Here's something many guitarists are unaware of: We are a special breed these days. And I'm going to tell you why. Guitar is one of the only instruments that keyboard companies and sample library companies have a hard time duplicating in a way that can be played in a believable manner on keyboard.
I've been noticing a trend amongst younger guitarists on YouTube and elsewhere; it's a distinct lack of melody. Speed, blazing technique, sweeps and taps are all fine and incredible and have my deepest respect. I know the hours of practice and dedication it takes to acquire these techniques. But in the studio world, the place where people hire you to play the way THEY want, these styles are rarely used.
This week, I'd like to say a few words about the most commonly used effects in the studio for guitarists. I'd also like to preface this blog with a word of advice: When the idea comes to mind as to which effects should you buy first, or which brand is best, I will answer those immediately: You will need as many effects as you can carry, so buy them when you can.
A while ago, I was asked if I were interested in writing an article, possibly monthly, on technology. I declined. Technology can certainly influence the sound of music. It also can influence the creation of music. But we have choices to make in our lives. A simple left or right turn can alter your future forever.
Have you ever picked up a guitar, plugged it in, and the magic just wasn't there? Maybe it's because the combination wasn't there! A basic rule: Buy the best gear you can afford. Buy the best guitars, the best amps. Then plug them into each other in different combinations and listen. Listen hard. Sometimes I like to believe that when we buy a new guitar, we should also buy an amp it sounds great through! Here's something I've discovered: A Fender Guitar ALWAYS sounds good through a Fender amp.
This week I would like to thank everyone so much for all the emails. It really helps me to understand what I can say here to help you become a better player and become a session player. And remember, you can leave comments right here about this topic or any future topic you have any questions about.
I often get asked what is the best way to train for session work. Of course, you have to be able to sight read, know how to read chord charts, have your gear together, and finally be able to play in various styles. Of course, we can and will go into great details in other blogs, but for now I am going to give you some advice I learned some time ago. Learn cover tunes!

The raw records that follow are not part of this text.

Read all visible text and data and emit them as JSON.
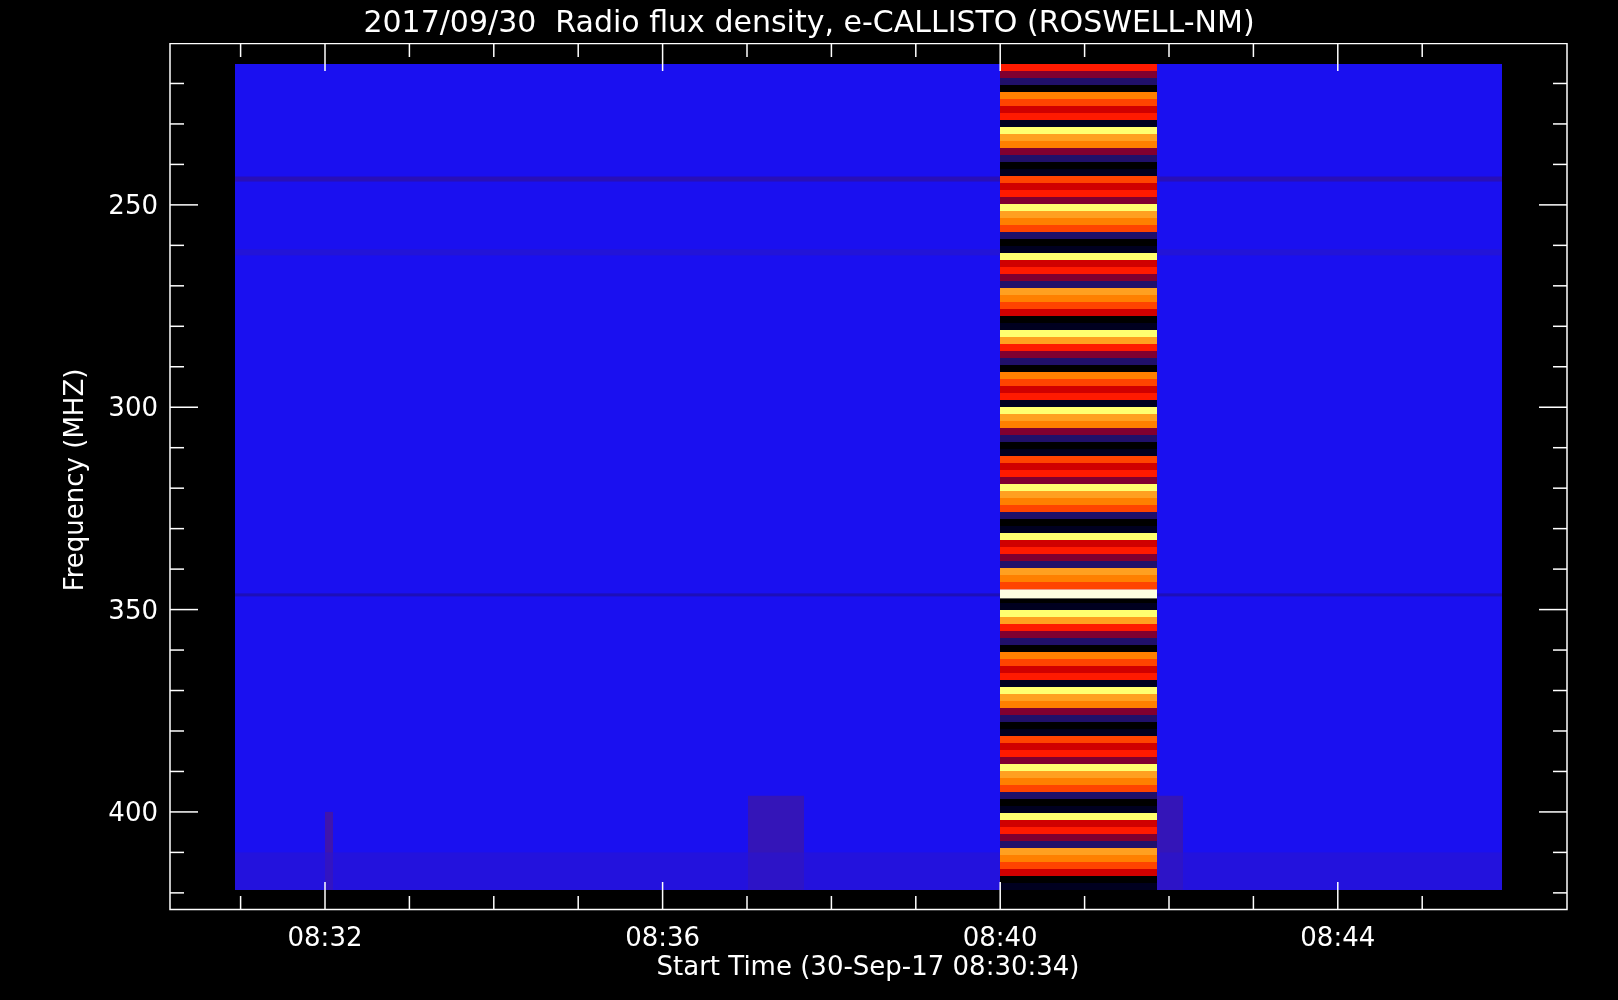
{
  "title": "2017/09/30  Radio flux density, e-CALLISTO (ROSWELL-NM)",
  "y_axis": {
    "label": "Frequency (MHZ)",
    "ticks": [
      "250",
      "300",
      "350",
      "400"
    ]
  },
  "x_axis": {
    "label": "Start Time (30-Sep-17 08:30:34)",
    "ticks": [
      "08:32",
      "08:36",
      "08:40",
      "08:44"
    ]
  }
}
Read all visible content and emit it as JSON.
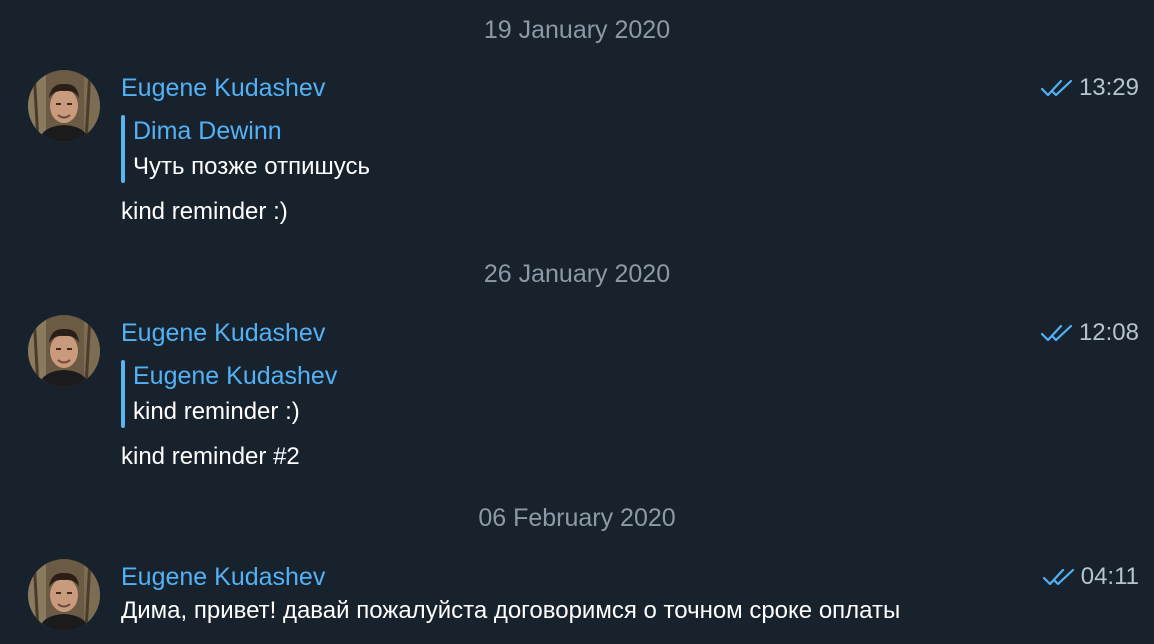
{
  "colors": {
    "background": "#18222d",
    "accent": "#53b1f5",
    "date_text": "#8e99a6",
    "time_text": "#b7c3ce"
  },
  "icons": {
    "read_status": "double-check-icon",
    "avatar": "avatar-photo"
  },
  "messages": [
    {
      "date": "19 January 2020",
      "author": "Eugene Kudashev",
      "time": "13:29",
      "reply": {
        "author": "Dima Dewinn",
        "text": "Чуть позже отпишусь"
      },
      "text": "kind reminder :)"
    },
    {
      "date": "26 January 2020",
      "author": "Eugene Kudashev",
      "time": "12:08",
      "reply": {
        "author": "Eugene Kudashev",
        "text": "kind reminder :)"
      },
      "text": "kind reminder #2"
    },
    {
      "date": "06 February 2020",
      "author": "Eugene Kudashev",
      "time": "04:11",
      "text": "Дима, привет! давай пожалуйста договоримся о точном сроке оплаты"
    }
  ]
}
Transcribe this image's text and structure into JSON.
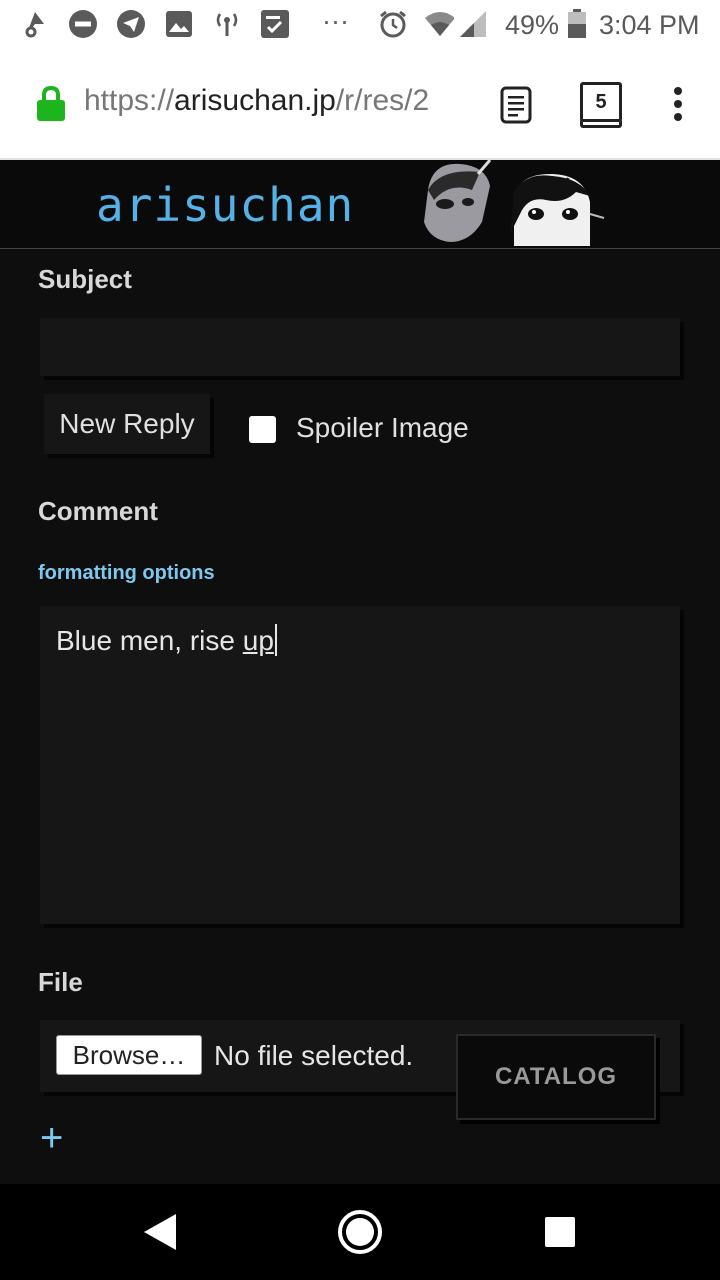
{
  "status_bar": {
    "battery_percent": "49%",
    "time": "3:04 PM",
    "overflow": "···",
    "icons": [
      "podcast-icon",
      "do-not-disturb-icon",
      "telegram-icon",
      "image-icon",
      "signal-tower-icon",
      "keep-notes-icon",
      "alarm-icon",
      "wifi-icon",
      "cell-signal-icon",
      "battery-icon"
    ]
  },
  "browser": {
    "url_scheme": "https://",
    "url_host": "arisuchan.jp",
    "url_path": "/r/res/2",
    "tab_count": "5",
    "secure_color": "#1db51d"
  },
  "site": {
    "title": "arisuchan",
    "title_color": "#55b2e6"
  },
  "form": {
    "subject_label": "Subject",
    "subject_value": "",
    "reply_button": "New Reply",
    "spoiler_label": "Spoiler Image",
    "spoiler_checked": false,
    "comment_label": "Comment",
    "formatting_link": "formatting options",
    "comment_value_plain": "Blue men, rise ",
    "comment_value_underlined": "up",
    "file_label": "File",
    "browse_button": "Browse…",
    "no_file_text": "No file selected.",
    "catalog_button": "CATALOG",
    "add_button": "+"
  }
}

Hi, gang! I'm often asked how much I charge for sessions. I am not going to talk actual dollars and cents; however, I can give you the guidelines I use to earn a FAIR wage. These days, home studios are commonplace. That being said, we all must learn how to negotiate a fee. I do not believe in making the quick buck and charging everyone the same. Why? The economy. I would rather make less than make nothing at all. And there are many varying reasons why we can, and maybe should, use a sliding scale when speaking of payment.
What do Eddie Van Halen, Keith Richards, Andy Summers, The Edge, James Hetfield and Jimi Hendrix have in common? They are all great rhythm players. These guys, and so many more, have restructured and redesigned the role and sound of playing rhythm guitar. And since 80 percent or more of your musical life may very well be spent playing rhythm, we should talk about it.